  • JMII This is why I don't watch NASCAR, it just a crash fest. Normally due the nature of open-wheel cars you don't see such risky behavior during Indy car events. You can't trade paint and bump draft with an Indy car. I thought it was a sad ending for a 500. While everyone wants a green flag finish at some point (3 laps? 5 laps?) red flagging it is just tempting people too much like a reset button in a game.The overall problem is the 500 is not a "normal" race. Many one-off competitors enter it and for almost every driver they are willing to throw away the entire season championship just to win the "500". It sure pays way more then winning the championship. This would be like making a regular season NFL game worth more then the Super Bowl. This encourages risky behavior.I am not sure what the fix is, but Indy's restart procedures have been a mess for years. If I was in charge the rule would be pit speed limiter until the green flag drops at a certain place on the track - like NASCARs restart "zone". Currently the leader can pace the field however they wish and accelerate whenever they choose.

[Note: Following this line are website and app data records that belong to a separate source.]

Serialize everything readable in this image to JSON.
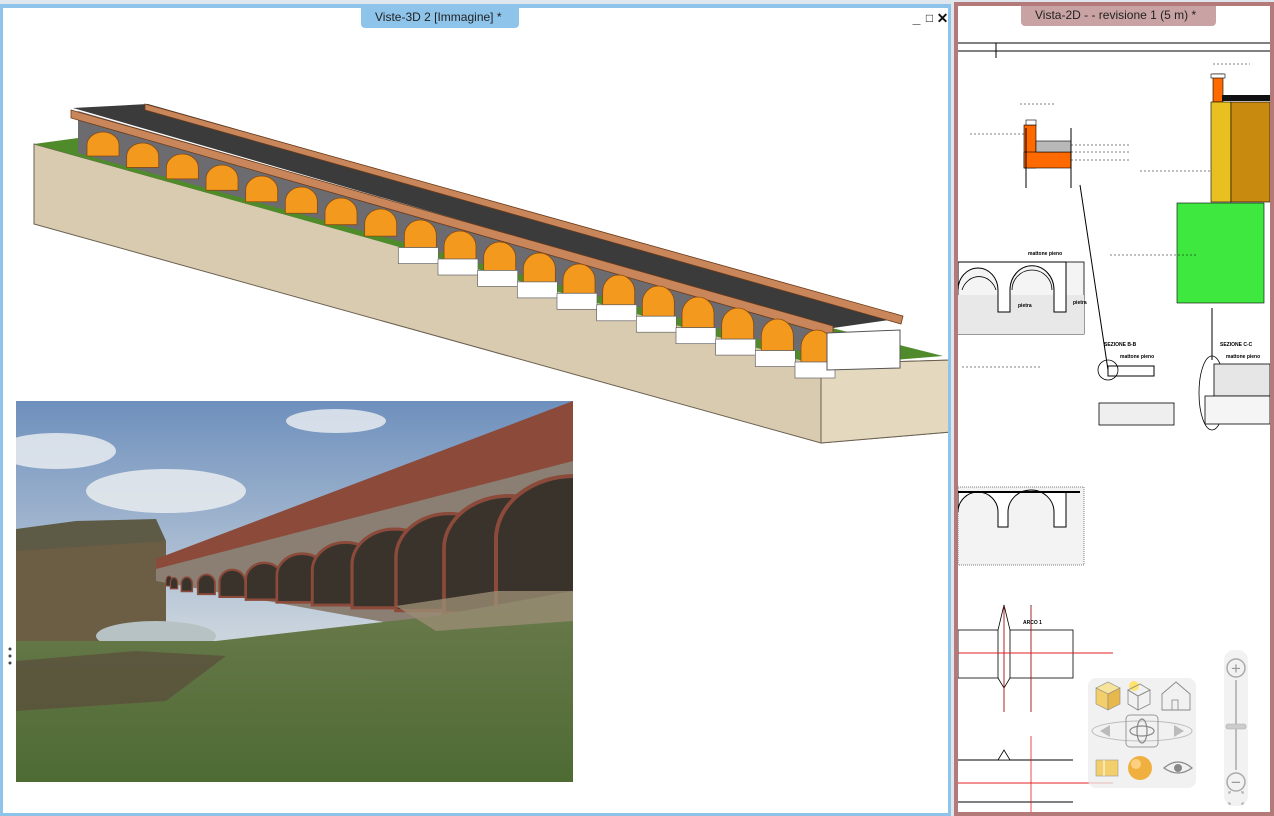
{
  "windows": {
    "view3d": {
      "title": "Viste-3D 2 [Immagine] *",
      "minimize": "_",
      "maximize": "□",
      "close": "✕"
    },
    "view2d": {
      "title": "Vista-2D -  - revisione 1 (5 m) *"
    }
  },
  "drawing_labels": {
    "mattone_pieno_1": "mattone pieno",
    "pietra_1": "pietra",
    "pietra_2": "pietra",
    "sezione_bb": "SEZIONE B-B",
    "sezione_cc": "SEZIONE C-C",
    "mattone_pieno_2": "mattone pieno",
    "mattone_pieno_3": "mattone pieno",
    "arco_1": "ARCO 1"
  },
  "nav_icons": [
    "cube-icon",
    "sun-cube-icon",
    "wire-cube-icon",
    "house-icon",
    "arrow-left-icon",
    "orbit-icon",
    "arrow-right-icon",
    "section-icon",
    "sphere-icon",
    "eye-icon"
  ],
  "zoom_controls": {
    "plus": "+",
    "minus": "−"
  },
  "colors": {
    "frame3d": "#8ec3ea",
    "frame2d": "#b47a7a",
    "arch_orange": "#f39a1e",
    "deck_brown": "#c8865a",
    "grass": "#4f8a2b",
    "ground": "#d8cbb0",
    "section_green": "#3fe83f",
    "section_yellow": "#e8c020",
    "section_ochre": "#c98a10",
    "section_orange": "#ff6a00",
    "axis_red": "#e02020"
  }
}
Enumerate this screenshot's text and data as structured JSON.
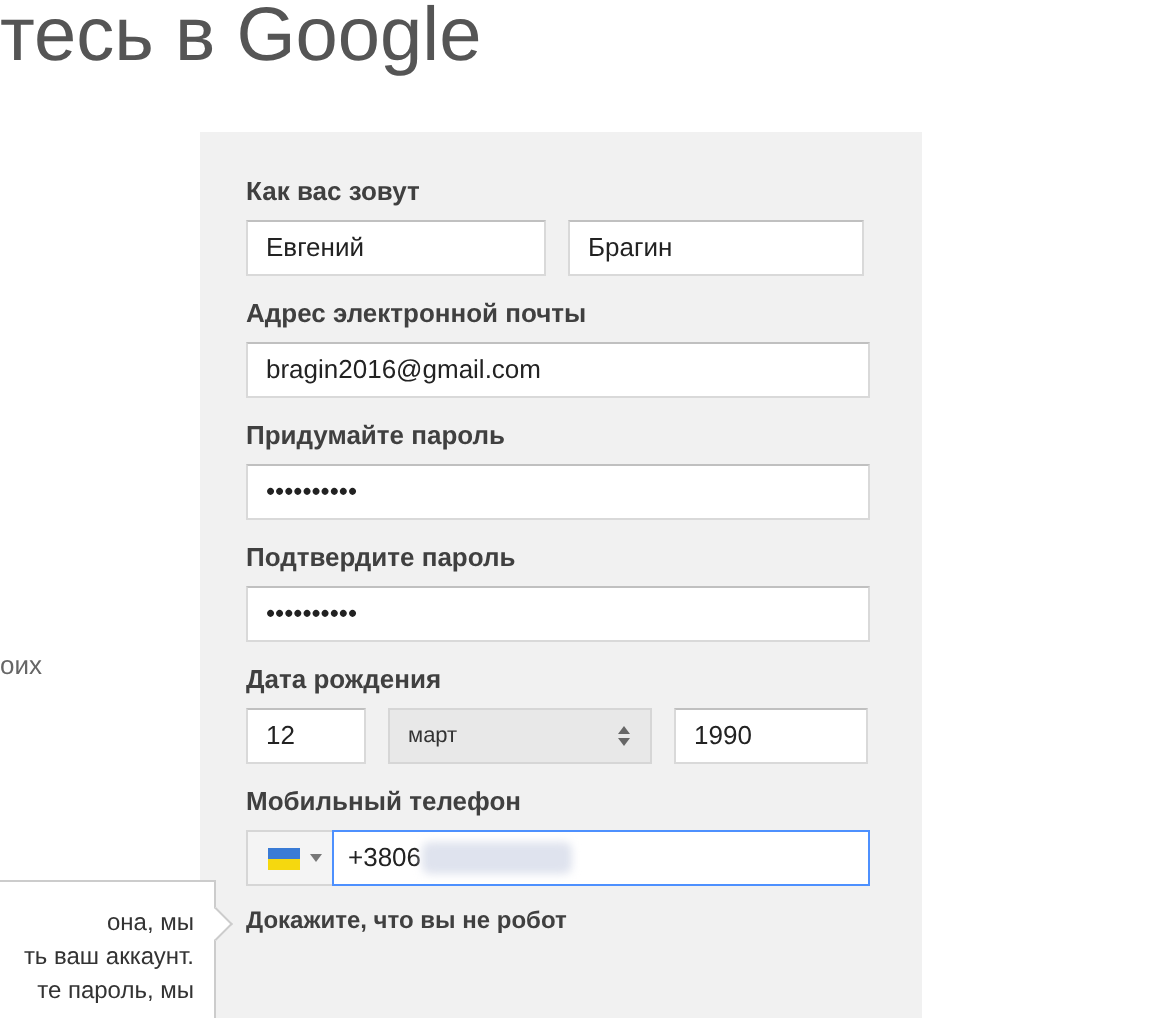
{
  "heading": "тесь в Google",
  "side_text": "оих",
  "tooltip": {
    "lines": [
      "она, мы",
      "ть ваш аккаунт.",
      "те пароль, мы"
    ]
  },
  "form": {
    "name": {
      "label": "Как вас зовут",
      "first": "Евгений",
      "last": "Брагин"
    },
    "email": {
      "label": "Адрес электронной почты",
      "value": "bragin2016@gmail.com"
    },
    "password": {
      "label": "Придумайте пароль",
      "value": "••••••••••"
    },
    "confirm_password": {
      "label": "Подтвердите пароль",
      "value": "••••••••••"
    },
    "birthdate": {
      "label": "Дата рождения",
      "day": "12",
      "month": "март",
      "year": "1990"
    },
    "phone": {
      "label": "Мобильный телефон",
      "value": "+3806",
      "focused": true
    },
    "captcha_label": "Докажите, что вы не робот"
  }
}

This leads to multiple false and jumped starts with no penalty for the behavior. Officals rarely wave off such restarts, but that did happened once on Sunday so they tried to make driver behave. The situation almost didn't happen as there were two strategies in the end with some conserving fuel and running old tires, driving slower with others racing ahead. However the last caution put everyone on even terms so nobody had advantage. It always gets crazy in the last few laps but bunching up the field with a yellow or red flag is just asking for trouble.
  • Tim Healey Lol it's simply that VWVortex is fertile ground for interesting used cars!
  • Jalop1991 I say, install gun racks.Let the games begin!
  • EBFlex For those keeping track, Ford is up to 24 recalls this year and is still leading the industry. But hey, they just build some Super Dutys that are error free. Ford even sent out a self congratulatory press release saying they built Super Duty’s with zero defects. What an accomplishment!
  • Norman Stansfield This is what you get when you run races to keep the cars bunched together for more excitement. F1 doesn't seem to have this problem after the first few laps.